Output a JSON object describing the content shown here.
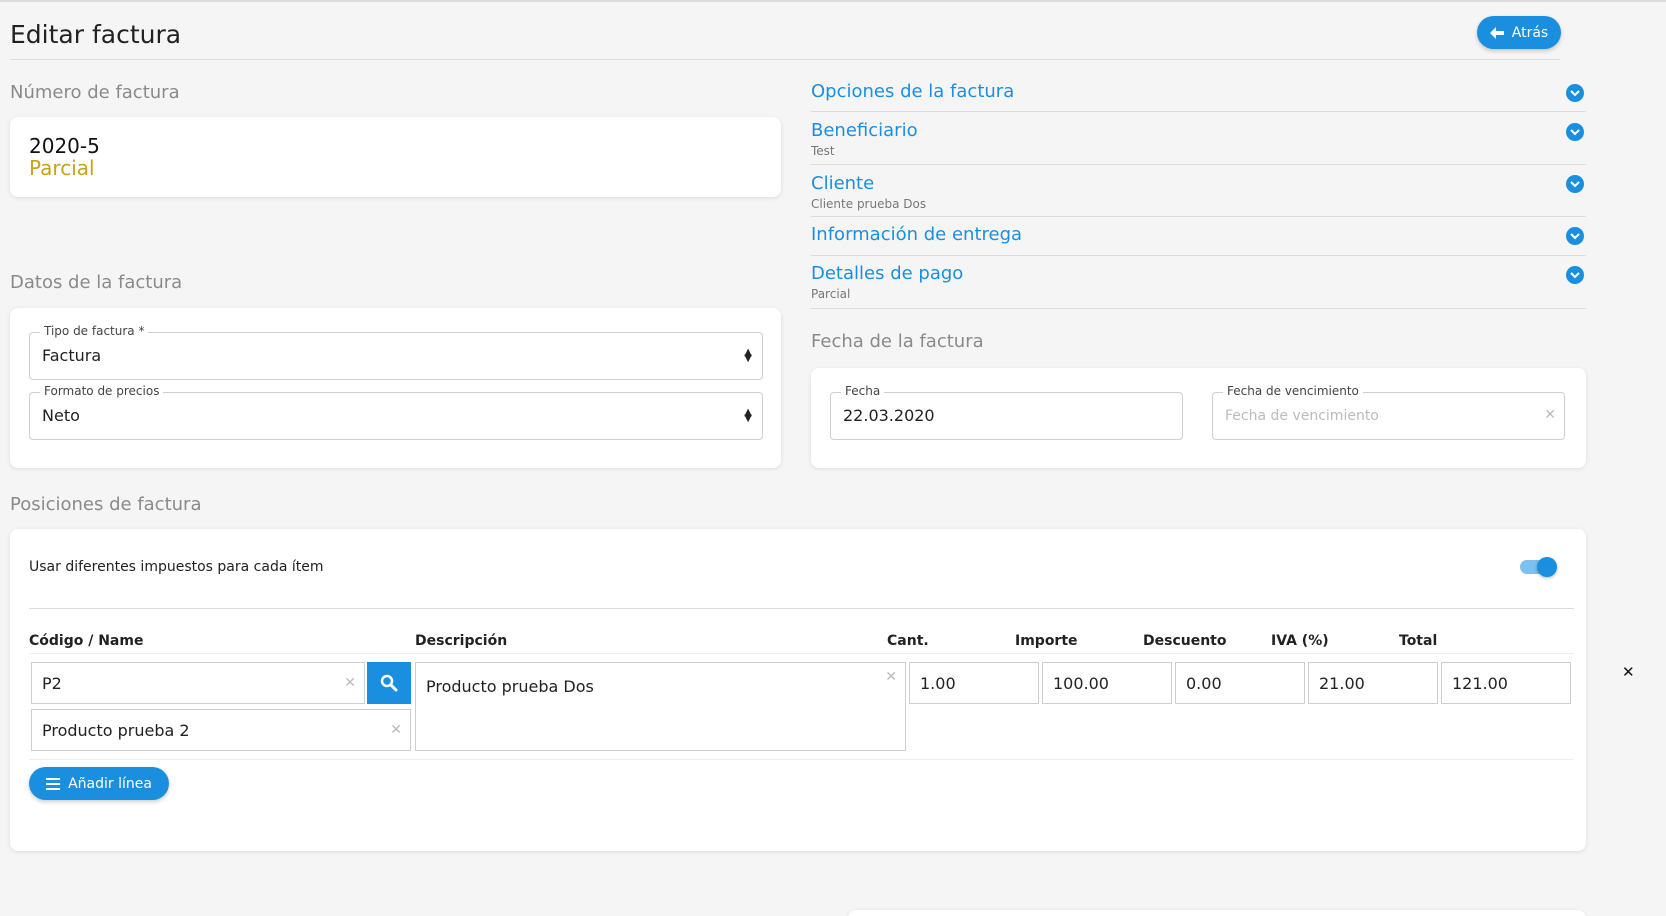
{
  "header": {
    "title": "Editar factura",
    "back_label": "Atrás"
  },
  "invoice_number": {
    "section_label": "Número de factura",
    "number": "2020-5",
    "status": "Parcial"
  },
  "accordion": [
    {
      "title": "Opciones de la factura",
      "subtitle": ""
    },
    {
      "title": "Beneficiario",
      "subtitle": "Test"
    },
    {
      "title": "Cliente",
      "subtitle": "Cliente prueba Dos"
    },
    {
      "title": "Información de entrega",
      "subtitle": ""
    },
    {
      "title": "Detalles de pago",
      "subtitle": "Parcial"
    }
  ],
  "invoice_data": {
    "section_label": "Datos de la factura",
    "type_label": "Tipo de factura *",
    "type_value": "Factura",
    "price_format_label": "Formato de precios",
    "price_format_value": "Neto"
  },
  "invoice_date": {
    "section_label": "Fecha de la factura",
    "date_label": "Fecha",
    "date_value": "22.03.2020",
    "due_label": "Fecha de vencimiento",
    "due_placeholder": "Fecha de vencimiento"
  },
  "positions": {
    "section_label": "Posiciones de factura",
    "toggle_label": "Usar diferentes impuestos para cada ítem",
    "toggle_on": true,
    "columns": [
      "Código / Name",
      "Descripción",
      "Cant.",
      "Importe",
      "Descuento",
      "IVA (%)",
      "Total"
    ],
    "row": {
      "code": "P2",
      "name": "Producto prueba 2",
      "description": "Producto prueba Dos",
      "qty": "1.00",
      "amount": "100.00",
      "discount": "0.00",
      "vat": "21.00",
      "total": "121.00"
    },
    "add_line_label": "Añadir línea"
  },
  "colors": {
    "accent": "#1a8fe0",
    "status": "#c8a21b"
  }
}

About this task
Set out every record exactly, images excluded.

Reply to the task
Output a JSON object describing the content shown here.
{
  "header": {
    "title": "Editar factura",
    "back_label": "Atrás"
  },
  "invoice_number": {
    "section_label": "Número de factura",
    "number": "2020-5",
    "status": "Parcial"
  },
  "accordion": [
    {
      "title": "Opciones de la factura",
      "subtitle": ""
    },
    {
      "title": "Beneficiario",
      "subtitle": "Test"
    },
    {
      "title": "Cliente",
      "subtitle": "Cliente prueba Dos"
    },
    {
      "title": "Información de entrega",
      "subtitle": ""
    },
    {
      "title": "Detalles de pago",
      "subtitle": "Parcial"
    }
  ],
  "invoice_data": {
    "section_label": "Datos de la factura",
    "type_label": "Tipo de factura *",
    "type_value": "Factura",
    "price_format_label": "Formato de precios",
    "price_format_value": "Neto"
  },
  "invoice_date": {
    "section_label": "Fecha de la factura",
    "date_label": "Fecha",
    "date_value": "22.03.2020",
    "due_label": "Fecha de vencimiento",
    "due_placeholder": "Fecha de vencimiento"
  },
  "positions": {
    "section_label": "Posiciones de factura",
    "toggle_label": "Usar diferentes impuestos para cada ítem",
    "toggle_on": true,
    "columns": [
      "Código / Name",
      "Descripción",
      "Cant.",
      "Importe",
      "Descuento",
      "IVA (%)",
      "Total"
    ],
    "row": {
      "code": "P2",
      "name": "Producto prueba 2",
      "description": "Producto prueba Dos",
      "qty": "1.00",
      "amount": "100.00",
      "discount": "0.00",
      "vat": "21.00",
      "total": "121.00"
    },
    "add_line_label": "Añadir línea"
  },
  "colors": {
    "accent": "#1a8fe0",
    "status": "#c8a21b"
  }
}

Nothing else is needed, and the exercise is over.